Appeals Rulings At Odds Over Confederate-Themed Jury Room

NASHVILLE, Tenn. (AP) — Two Black men who challenged their criminal convictions after jurors deliberated in a Tennessee courthouse room containing Confederate symbols have received opposite rulings from different judges on the same appeals court.

One was granted a new trial. The other was denied.

The conflicting decisions likely mean the matter will be appealed up to the state Supreme Court to sort out the discrepancy.

The rulings from two three-judge panels of the Tennessee Court of Criminal Appeals center on trials held at the Giles County Courthouse, putting jurors in a room adorned with items maintained by the United Daughters of the Confederacy, including an antique Confederate flag and portraits of Confederate President Jefferson Davis and Confederate Gen. John C. Brown. In June, a state commission approved plans to move the artifacts to a museum, The Tennessean reported.

This week, a panel of judges ruled unanimously against a new trial for Barry Jamal Martin, who went to trial in February 2020, was convicted on drug charges and sentenced to 12 years in prison. The ruling says that none of the jurors testified to “even noticing or being aware that the memorabilia was in the room." The decision also questioned whether an average person would be able to recognize who was in the portraits or what the flag meant.

“While we certainly do not condone the presence of the memorabilia in the jury room, we conclude that the Defendant failed to show that any specific extraneous prejudicial information was improperly brought to the jury’s attention or improperly brought to bear upon any juror (or grand juror),” Judge John Campbell Sr. wrote in the ruling.

Last December, three other judges from the court ruled unanimously that Tim Gilbert deserved a new trial for charges of aggravated assault, reckless endangerment, unlawful possession of a weapon by a convicted felon and resisting arrest. His trial took place in March 2020 and he had been sentenced to six years in prison. The Tennessee Supreme Court declined to take up the state's appeal in that case.

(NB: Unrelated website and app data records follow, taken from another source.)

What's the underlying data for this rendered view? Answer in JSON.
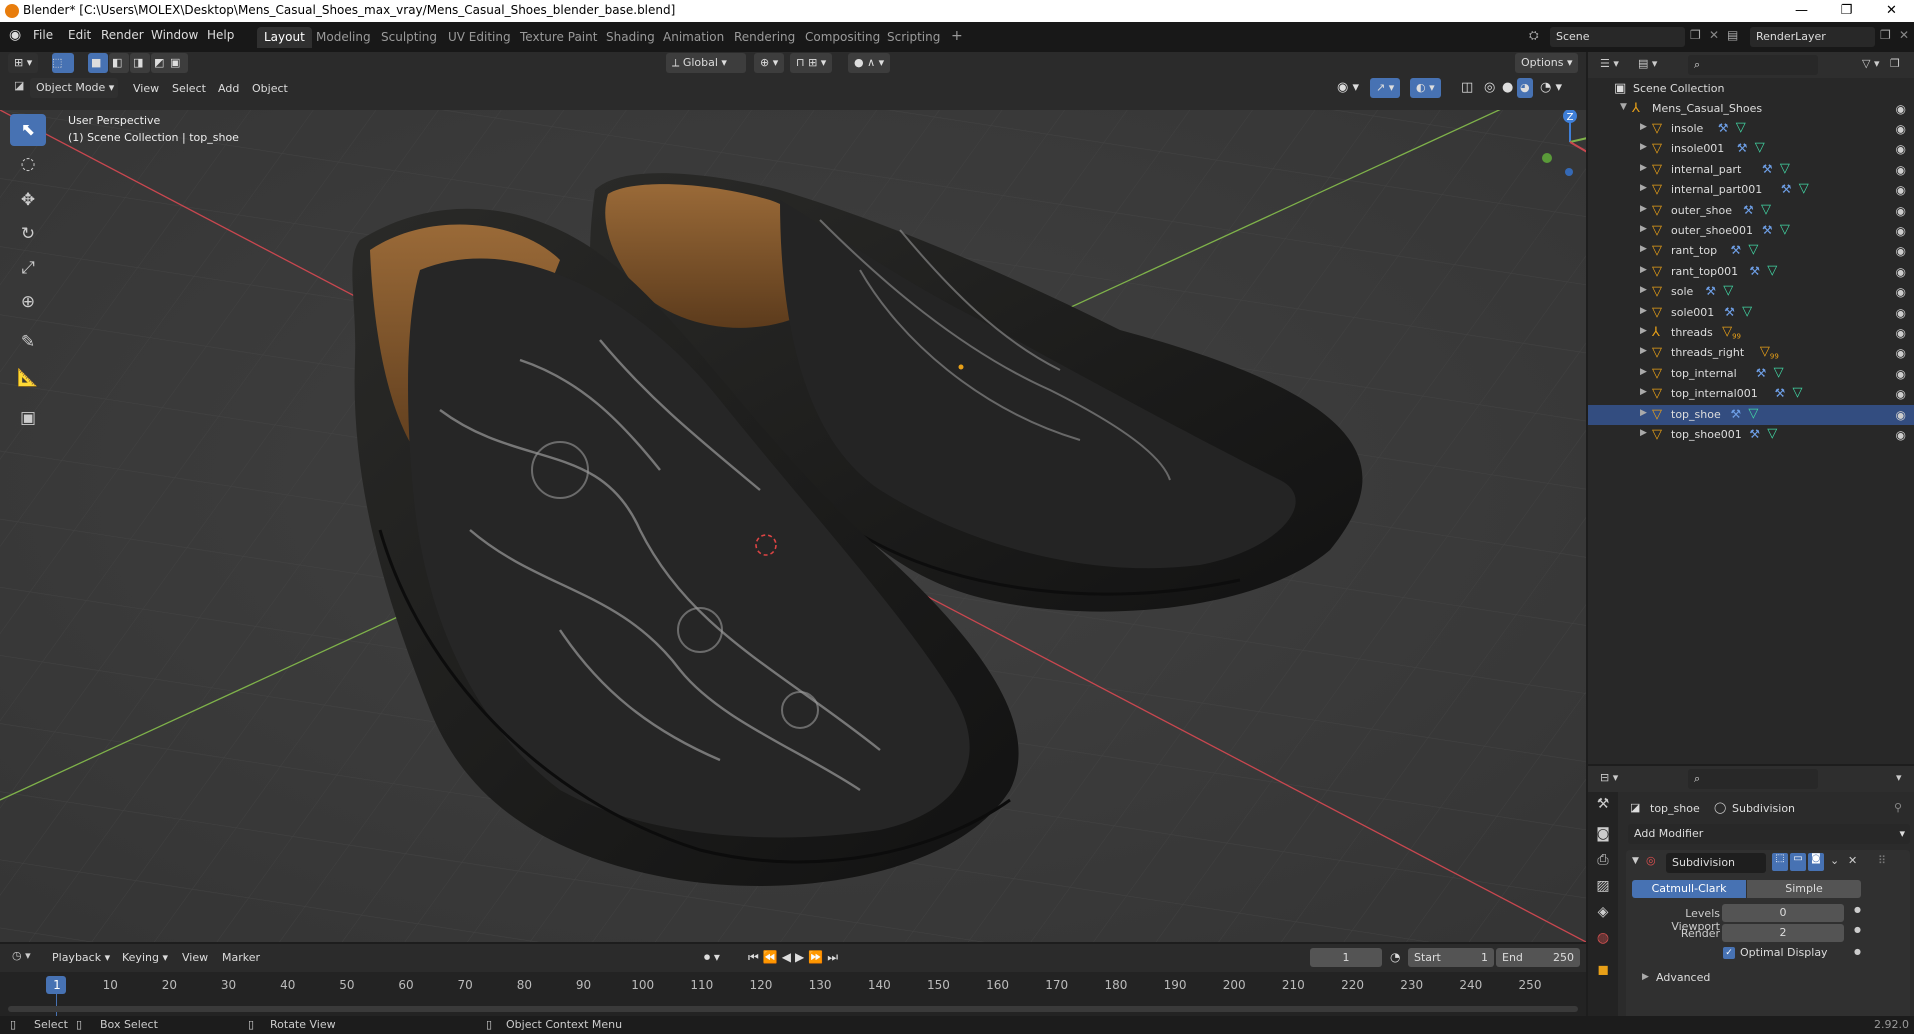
{
  "window": {
    "title": "Blender* [C:\\Users\\MOLEX\\Desktop\\Mens_Casual_Shoes_max_vray/Mens_Casual_Shoes_blender_base.blend]",
    "minimize": "—",
    "maximize": "❐",
    "close": "✕"
  },
  "menu": {
    "items": [
      "File",
      "Edit",
      "Render",
      "Window",
      "Help"
    ],
    "workspaces": [
      "Layout",
      "Modeling",
      "Sculpting",
      "UV Editing",
      "Texture Paint",
      "Shading",
      "Animation",
      "Rendering",
      "Compositing",
      "Scripting"
    ],
    "active_workspace": "Layout",
    "add_tab": "+",
    "scene": "Scene",
    "render_layer": "RenderLayer"
  },
  "viewport_header": {
    "transform_orientation": "Global",
    "options": "Options",
    "mode": "Object Mode",
    "menus": [
      "View",
      "Select",
      "Add",
      "Object"
    ]
  },
  "viewport": {
    "perspective": "User Perspective",
    "collection_info": "(1) Scene Collection | top_shoe",
    "gizmo": {
      "z": "Z",
      "y": "Y",
      "x": "X"
    },
    "colors": {
      "bg": "#3d3d3d",
      "x_axis": "#c8474f",
      "y_axis": "#7fb24a",
      "z_axis": "#3f7fd8",
      "origin": "#e8a018"
    }
  },
  "outliner": {
    "root": "Scene Collection",
    "collection": "Mens_Casual_Shoes",
    "objects": [
      {
        "name": "insole",
        "kind": "mesh"
      },
      {
        "name": "insole001",
        "kind": "mesh"
      },
      {
        "name": "internal_part",
        "kind": "mesh"
      },
      {
        "name": "internal_part001",
        "kind": "mesh"
      },
      {
        "name": "outer_shoe",
        "kind": "mesh"
      },
      {
        "name": "outer_shoe001",
        "kind": "mesh"
      },
      {
        "name": "rant_top",
        "kind": "mesh"
      },
      {
        "name": "rant_top001",
        "kind": "mesh"
      },
      {
        "name": "sole",
        "kind": "mesh"
      },
      {
        "name": "sole001",
        "kind": "mesh"
      },
      {
        "name": "threads",
        "kind": "empty",
        "badge": "99"
      },
      {
        "name": "threads_right",
        "kind": "mesh",
        "badge": "99"
      },
      {
        "name": "top_internal",
        "kind": "mesh"
      },
      {
        "name": "top_internal001",
        "kind": "mesh"
      },
      {
        "name": "top_shoe",
        "kind": "mesh",
        "selected": true
      },
      {
        "name": "top_shoe001",
        "kind": "mesh"
      }
    ]
  },
  "properties": {
    "object": "top_shoe",
    "modifier_context": "Subdivision",
    "add_modifier": "Add Modifier",
    "modifier_name": "Subdivision",
    "type_options": [
      "Catmull-Clark",
      "Simple"
    ],
    "active_type": "Catmull-Clark",
    "levels_viewport_label": "Levels Viewport",
    "levels_viewport": "0",
    "render_label": "Render",
    "render_levels": "2",
    "optimal_display": "Optimal Display",
    "advanced": "Advanced"
  },
  "timeline": {
    "menus": [
      "Playback",
      "Keying",
      "View",
      "Marker"
    ],
    "current_frame": "1",
    "start_label": "Start",
    "start": "1",
    "end_label": "End",
    "end": "250",
    "ticks": [
      "1",
      "10",
      "20",
      "30",
      "40",
      "50",
      "60",
      "70",
      "80",
      "90",
      "100",
      "110",
      "120",
      "130",
      "140",
      "150",
      "160",
      "170",
      "180",
      "190",
      "200",
      "210",
      "220",
      "230",
      "240",
      "250"
    ]
  },
  "status": {
    "select": "Select",
    "box_select": "Box Select",
    "rotate_view": "Rotate View",
    "context_menu": "Object Context Menu",
    "version": "2.92.0"
  }
}
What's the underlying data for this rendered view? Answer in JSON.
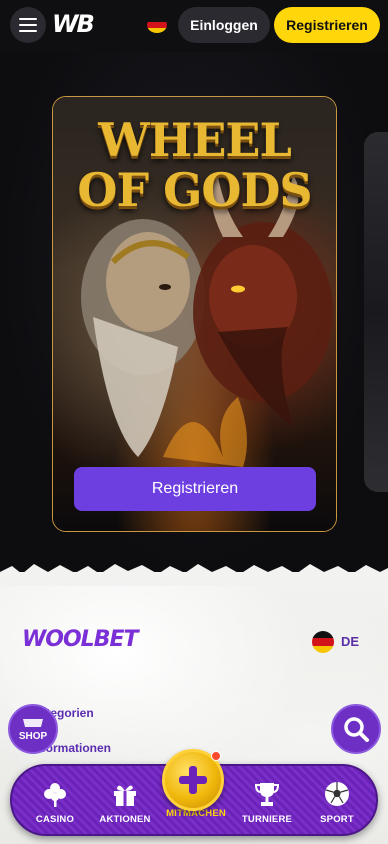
{
  "header": {
    "menu_icon": "hamburger-icon",
    "logo": "WB",
    "login_label": "Einloggen",
    "register_label": "Registrieren"
  },
  "hero": {
    "game_title_line1": "WHEEL",
    "game_title_line2": "OF GODS",
    "register_label": "Registrieren"
  },
  "footer": {
    "logo": "WOOLBET",
    "language_code": "DE",
    "links": [
      "Kategorien",
      "Informationen"
    ],
    "shop_label": "SHOP"
  },
  "nav": {
    "items": [
      {
        "label": "CASINO",
        "icon": "clover-icon"
      },
      {
        "label": "AKTIONEN",
        "icon": "gift-icon"
      },
      {
        "label": "MITMACHEN",
        "icon": "plus-icon"
      },
      {
        "label": "TURNIERE",
        "icon": "trophy-icon"
      },
      {
        "label": "SPORT",
        "icon": "soccer-ball-icon"
      }
    ]
  },
  "colors": {
    "accent_yellow": "#ffd60a",
    "accent_purple": "#6d3ee0",
    "card_border": "#c9973f"
  }
}
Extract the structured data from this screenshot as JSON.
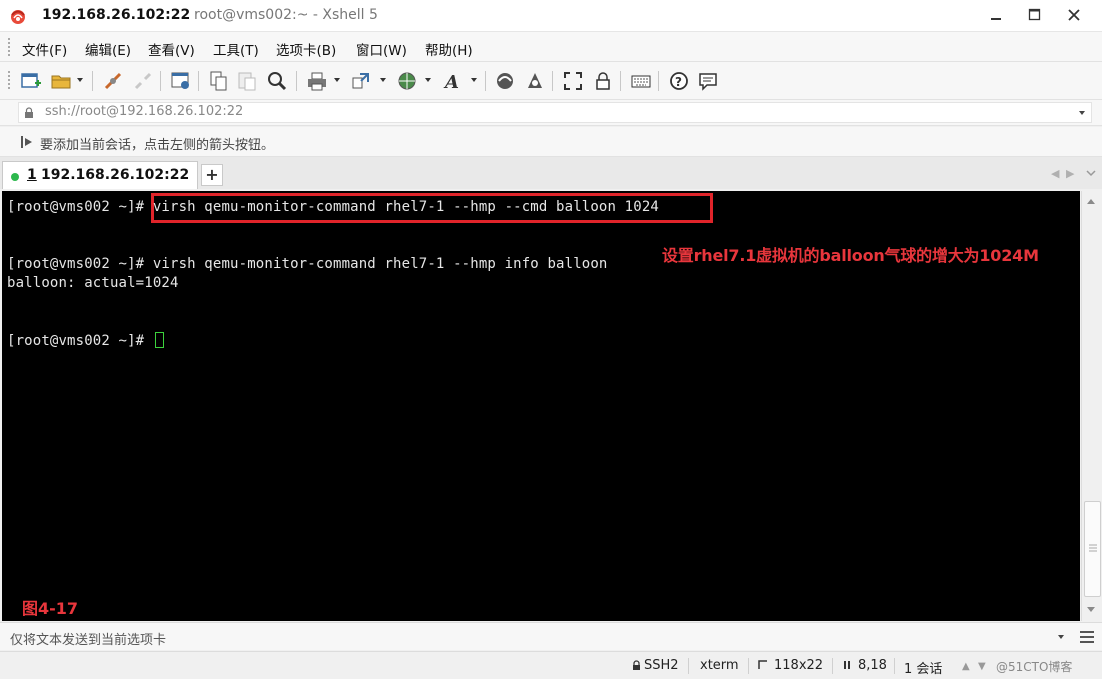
{
  "window": {
    "host": "192.168.26.102:22",
    "subtitle": "root@vms002:~ - Xshell 5"
  },
  "menu": [
    "文件(F)",
    "编辑(E)",
    "查看(V)",
    "工具(T)",
    "选项卡(B)",
    "窗口(W)",
    "帮助(H)"
  ],
  "address": {
    "value": "ssh://root@192.168.26.102:22"
  },
  "hint": {
    "text": "要添加当前会话，点击左侧的箭头按钮。"
  },
  "tab": {
    "number": "1",
    "label": " 192.168.26.102:22"
  },
  "terminal": {
    "lines": [
      "[root@vms002 ~]# virsh qemu-monitor-command rhel7-1 --hmp --cmd balloon 1024",
      "[root@vms002 ~]# virsh qemu-monitor-command rhel7-1 --hmp info balloon",
      "balloon: actual=1024",
      "[root@vms002 ~]# "
    ],
    "annotation": "设置rhel7.1虚拟机的balloon气球的增大为1024M",
    "figure_label": "图4-17"
  },
  "compose": {
    "placeholder": "仅将文本发送到当前选项卡"
  },
  "status": {
    "protocol": "SSH2",
    "terminal_type": "xterm",
    "size": "118x22",
    "cursor_pos": "8,18",
    "sessions": "1 会话",
    "watermark": "@51CTO博客"
  },
  "colors": {
    "annotation_red": "#e8363c",
    "active_dot": "#2db84d",
    "cursor_green": "#3cd23c"
  }
}
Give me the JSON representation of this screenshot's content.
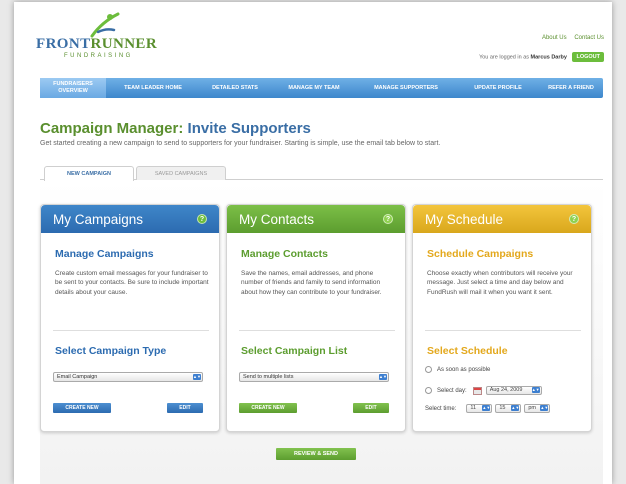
{
  "header": {
    "logo_main_a": "FRONT",
    "logo_main_b": "RUNNER",
    "logo_sub": "FUNDRAISING",
    "links": [
      "About Us",
      "Contact Us"
    ],
    "login_text": "You are logged in as",
    "user_name": "Marcus Darby",
    "logout_label": "LOGOUT"
  },
  "nav": {
    "items": [
      {
        "label": "FUNDRAISERS OVERVIEW"
      },
      {
        "label": "TEAM LEADER HOME"
      },
      {
        "label": "DETAILED STATS"
      },
      {
        "label": "MANAGE MY TEAM"
      },
      {
        "label": "MANAGE SUPPORTERS"
      },
      {
        "label": "UPDATE PROFILE"
      },
      {
        "label": "REFER A FRIEND"
      }
    ]
  },
  "page": {
    "title_a": "Campaign Manager:",
    "title_b": "Invite Supporters",
    "subtitle": "Get started creating a new campaign to send to supporters for your fundraiser. Starting is simple, use the email tab below to start."
  },
  "tabs": [
    {
      "label": "NEW CAMPAIGN"
    },
    {
      "label": "SAVED CAMPAIGNS"
    }
  ],
  "cards": {
    "campaigns": {
      "title": "My Campaigns",
      "section1": "Manage Campaigns",
      "desc": "Create custom email messages for your fundraiser to be sent to your contacts. Be sure to include important details about your cause.",
      "section2": "Select Campaign Type",
      "select_value": "Email Campaign",
      "btn_create": "CREATE NEW",
      "btn_edit": "EDIT"
    },
    "contacts": {
      "title": "My Contacts",
      "section1": "Manage Contacts",
      "desc": "Save the names, email addresses, and phone number of friends and family to send information about how they can contribute to your fundraiser.",
      "section2": "Select Campaign List",
      "select_value": "Send to multiple lists",
      "btn_create": "CREATE NEW",
      "btn_edit": "EDIT"
    },
    "schedule": {
      "title": "My Schedule",
      "section1": "Schedule Campaigns",
      "desc": "Choose exactly when contributors will receive your message. Just select a time and day below and FundRush will mail it when you want it sent.",
      "section2": "Select Schedule",
      "opt_asap": "As soon as possible",
      "opt_day": "Select day:",
      "date_value": "Aug 24, 2009",
      "time_label": "Select time:",
      "hour": "11",
      "minute": "15",
      "ampm": "pm"
    },
    "help_glyph": "?"
  },
  "review_label": "REVIEW & SEND"
}
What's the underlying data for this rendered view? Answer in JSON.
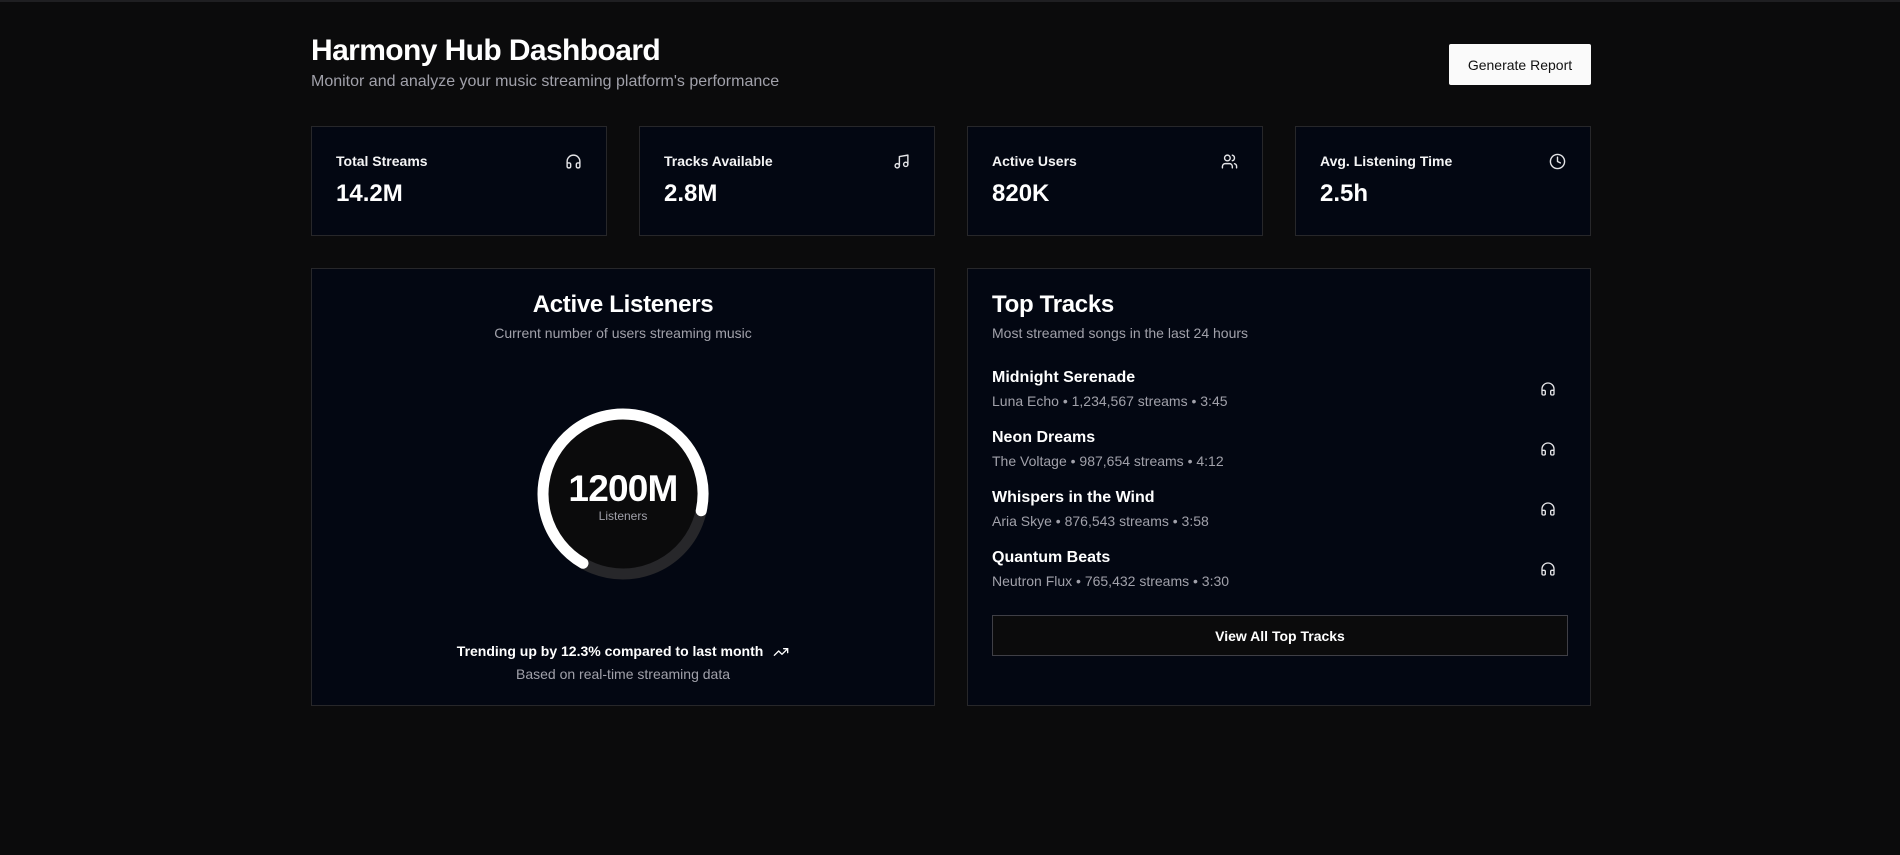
{
  "header": {
    "title": "Harmony Hub Dashboard",
    "subtitle": "Monitor and analyze your music streaming platform's performance",
    "report_button": "Generate Report"
  },
  "stats": [
    {
      "label": "Total Streams",
      "value": "14.2M",
      "icon": "headphones-icon"
    },
    {
      "label": "Tracks Available",
      "value": "2.8M",
      "icon": "music-note-icon"
    },
    {
      "label": "Active Users",
      "value": "820K",
      "icon": "users-icon"
    },
    {
      "label": "Avg. Listening Time",
      "value": "2.5h",
      "icon": "clock-icon"
    }
  ],
  "listeners": {
    "title": "Active Listeners",
    "description": "Current number of users streaming music",
    "value": "1200M",
    "value_label": "Listeners",
    "gauge_fill_fraction": 0.7,
    "trend": "Trending up by 12.3% compared to last month",
    "trend_icon": "trending-up-icon",
    "note": "Based on real-time streaming data"
  },
  "top_tracks": {
    "title": "Top Tracks",
    "description": "Most streamed songs in the last 24 hours",
    "tracks": [
      {
        "name": "Midnight Serenade",
        "meta": "Luna Echo • 1,234,567 streams • 3:45"
      },
      {
        "name": "Neon Dreams",
        "meta": "The Voltage • 987,654 streams • 4:12"
      },
      {
        "name": "Whispers in the Wind",
        "meta": "Aria Skye • 876,543 streams • 3:58"
      },
      {
        "name": "Quantum Beats",
        "meta": "Neutron Flux • 765,432 streams • 3:30"
      }
    ],
    "view_all": "View All Top Tracks"
  },
  "colors": {
    "background": "#0b0b0c",
    "card": "#030712",
    "border": "#27272a",
    "muted_text": "#a1a1aa",
    "gauge_track": "#27272a",
    "gauge_fill": "#ffffff"
  }
}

“Because Giles County may not convey any message to the jury, we conclude that permitting the jury to deliberate in a room filled with Confederate memorabilia exposed the jury to extraneous information or improper outside influence,” Judge James Curwood Witt Jr. wrote in December.

In this week's ruling, however, the judicial panel reasoned that the previous decision was not the kind that creates precedent that the judges had to follow.

The same attorney, Evan P. Baddour, has represented both Martin and Gilbert.

The two cases included various other arguments by their attorneys against their convictions. In Gilbert's case, the judicial panel ruled that a new trial was also needed because the trial court made a mistake by allowing a challenged witness statement.

The United Daughters of the Confederacy were first allowed to put their initials, U.D.C., on the room’s door in 1909 after helping to furnish the room with tables, chairs and other items following a fire at the courthouse, the local grand jury’s foreman at the time previously testified in court.

The Giles County Courthouse is in Pulaski, where the Ku Klux Klan was founded.